November Revealed: carbon dioxide scrubber was installed prior to sealing bionauts
December 19 Revealed: oxygen pumped in
January 4 Revealed: injured bionaut returned with supplies, including mousetraps
July Advisory committee report is criticizes project for lack of serious scientific agenda
March 10 tons of oxygen pumped in
February 11 members of advisory committee resign
September 26 First crew of bionauts leave biosphere
March 6 Second crew of bionauts sealed in biosphere
April 1 Top project officials accused of mismanagment & suspended
April 6 Ex-bionauts arrested for breaking into biosphere citing concern for current crew, later terminated
May 31 Jury awards arrested ex-bionauts $517,500 in lost wages and $100,000 for abuse of process
Wait Wait Don't Tell Me's
Limerick Challenge
As the biosphere's trial run's completing
We find a doomed history repeating.
They piped in clean air,
Had a catered affair.
Gads! The bionauts have been caught __________.
Archived Quiz for December 1, 2001, Wait Wait Don't Tell Me, National Public Radio
Footnotes & Sources

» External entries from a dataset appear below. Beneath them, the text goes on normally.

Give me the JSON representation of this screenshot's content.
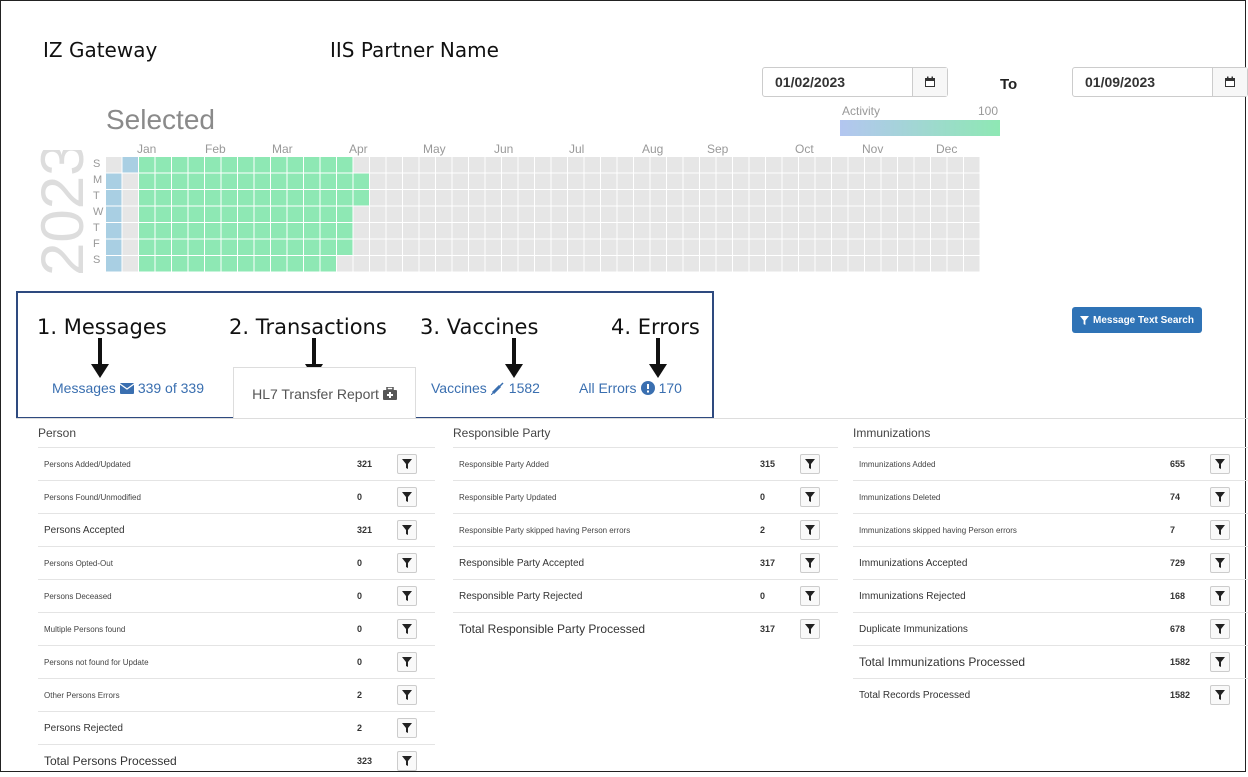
{
  "header": {
    "org": "IZ Gateway",
    "partner": "IIS Partner Name"
  },
  "date_range": {
    "from": "01/02/2023",
    "to_label": "To",
    "to": "01/09/2023"
  },
  "calendar": {
    "title": "Selected",
    "year": "2023",
    "activity_label": "Activity",
    "activity_max": "100",
    "months": [
      "Jan",
      "Feb",
      "Mar",
      "Apr",
      "May",
      "Jun",
      "Jul",
      "Aug",
      "Sep",
      "Oct",
      "Nov",
      "Dec"
    ],
    "days": [
      "S",
      "M",
      "T",
      "W",
      "T",
      "F",
      "S"
    ],
    "colors": {
      "active": "#8ee8b4",
      "selected": "#a9cfe3",
      "empty": "#e6e6e6",
      "accent": "#2f73b6"
    }
  },
  "annotations": [
    "1. Messages",
    "2. Transactions",
    "3. Vaccines",
    "4. Errors"
  ],
  "tabs": {
    "messages": {
      "label": "Messages",
      "count": "339 of 339"
    },
    "transfer": {
      "label": "HL7 Transfer Report"
    },
    "vaccines": {
      "label": "Vaccines",
      "count": "1582"
    },
    "errors": {
      "label": "All Errors",
      "count": "170"
    }
  },
  "search_button": "Message Text Search",
  "person": {
    "title": "Person",
    "rows": [
      {
        "label": "Persons Added/Updated",
        "value": "321"
      },
      {
        "label": "Persons Found/Unmodified",
        "value": "0"
      },
      {
        "label": "Persons Accepted",
        "value": "321"
      },
      {
        "label": "Persons Opted-Out",
        "value": "0"
      },
      {
        "label": "Persons Deceased",
        "value": "0"
      },
      {
        "label": "Multiple Persons found",
        "value": "0"
      },
      {
        "label": "Persons not found for Update",
        "value": "0"
      },
      {
        "label": "Other Persons Errors",
        "value": "2"
      },
      {
        "label": "Persons Rejected",
        "value": "2"
      },
      {
        "label": "Total Persons Processed",
        "value": "323"
      }
    ]
  },
  "responsible": {
    "title": "Responsible Party",
    "rows": [
      {
        "label": "Responsible Party Added",
        "value": "315"
      },
      {
        "label": "Responsible Party Updated",
        "value": "0"
      },
      {
        "label": "Responsible Party skipped having Person errors",
        "value": "2"
      },
      {
        "label": "Responsible Party Accepted",
        "value": "317"
      },
      {
        "label": "Responsible Party Rejected",
        "value": "0"
      },
      {
        "label": "Total Responsible Party Processed",
        "value": "317"
      }
    ]
  },
  "immunizations": {
    "title": "Immunizations",
    "rows": [
      {
        "label": "Immunizations Added",
        "value": "655"
      },
      {
        "label": "Immunizations Deleted",
        "value": "74"
      },
      {
        "label": "Immunizations skipped having Person errors",
        "value": "7"
      },
      {
        "label": "Immunizations Accepted",
        "value": "729"
      },
      {
        "label": "Immunizations Rejected",
        "value": "168"
      },
      {
        "label": "Duplicate Immunizations",
        "value": "678"
      },
      {
        "label": "Total Immunizations Processed",
        "value": "1582"
      },
      {
        "label": "Total Records Processed",
        "value": "1582"
      }
    ]
  }
}
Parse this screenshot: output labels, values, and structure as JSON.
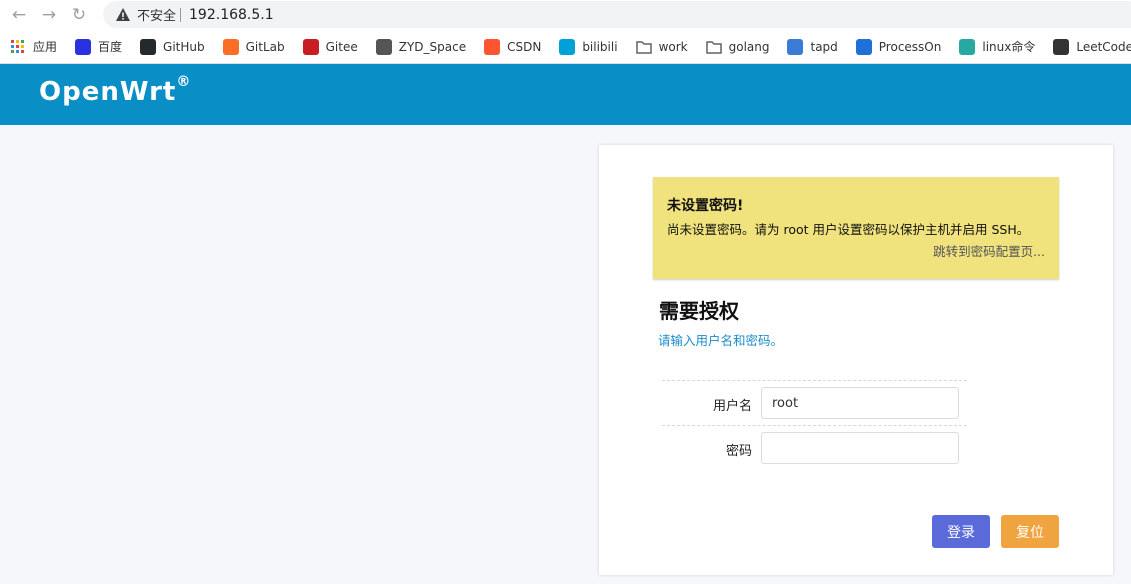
{
  "browser": {
    "nav": {
      "back": "←",
      "forward": "→",
      "reload": "↻"
    },
    "security_label": "不安全",
    "url": "192.168.5.1"
  },
  "bookmarks": [
    {
      "label": "应用",
      "icon": "apps-grid-icon",
      "color": "#e94235"
    },
    {
      "label": "百度",
      "icon": "baidu-icon",
      "color": "#2932e1"
    },
    {
      "label": "GitHub",
      "icon": "github-icon",
      "color": "#24292e"
    },
    {
      "label": "GitLab",
      "icon": "gitlab-icon",
      "color": "#fc6d26"
    },
    {
      "label": "Gitee",
      "icon": "gitee-icon",
      "color": "#c71d23"
    },
    {
      "label": "ZYD_Space",
      "icon": "globe-icon",
      "color": "#555555"
    },
    {
      "label": "CSDN",
      "icon": "csdn-icon",
      "color": "#fc5531"
    },
    {
      "label": "bilibili",
      "icon": "bilibili-icon",
      "color": "#00a1d6"
    },
    {
      "label": "work",
      "icon": "folder-icon",
      "color": "#5f6368"
    },
    {
      "label": "golang",
      "icon": "folder-icon",
      "color": "#5f6368"
    },
    {
      "label": "tapd",
      "icon": "tapd-icon",
      "color": "#3a7bd5"
    },
    {
      "label": "ProcessOn",
      "icon": "processon-icon",
      "color": "#1f6fd9"
    },
    {
      "label": "linux命令",
      "icon": "linux-icon",
      "color": "#27a9a1"
    },
    {
      "label": "LeetCode",
      "icon": "leetcode-icon",
      "color": "#333333"
    }
  ],
  "header": {
    "brand": "OpenWrt",
    "mark": "®"
  },
  "alert": {
    "title": "未设置密码!",
    "message": "尚未设置密码。请为 root 用户设置密码以保护主机并启用 SSH。",
    "link": "跳转到密码配置页..."
  },
  "auth": {
    "title": "需要授权",
    "subtitle": "请输入用户名和密码。",
    "username_label": "用户名",
    "username_value": "root",
    "password_label": "密码",
    "password_value": ""
  },
  "buttons": {
    "login": "登录",
    "reset": "复位"
  },
  "colors": {
    "header": "#0a8ec6",
    "alert": "#f0e27c",
    "login": "#5a6ad8",
    "reset": "#efa440",
    "link": "#1b8cc9"
  }
}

__________, "In Biosphere, People Worse Than the Bugs," Newsday, 07-29-1996, pp A08.

__________, "THE WEEK HEALTH & SCIENCE: Biosphere or Biostunt? Scientists give the world's biggest terrarium a vote of no confidence." Time, 03-01-1993, pp 17.

__________, "CHRONICLES: BIOSPHERE BLUES." Time, 04-18-1994, pp 26.

__________, "`I Acted for Safety' Biospheran admits breaking into dome." Newsday, 04-06-1994, pp A21.

__________, "Biospherans Accused Of Bursting Bubble." Newsday, 04-05-1994, pp A19.

__________, "Ex-Biosphere workers get $517,500 back pay: 2 fired in '94 for breaking complex's seals." The Dallas Morning News, 06-01-1996, pp 35A.

__________, Columbia University Biosphere 2 Center -- A Living Laboratory for Earth & the Environment, Columbia University's Biosphere 2 Center, Oracle, AZ, 1997.


Kornman, Sheryl, "Biospherians Out After 2 Years." Newsday, 09-27-1993, pp 05.

Schmucker, Jane, "Ex-Biosphere members suspected in break-in." USA Today, 04-05-1994, pp 02.

This page was last revised on 07/13/04.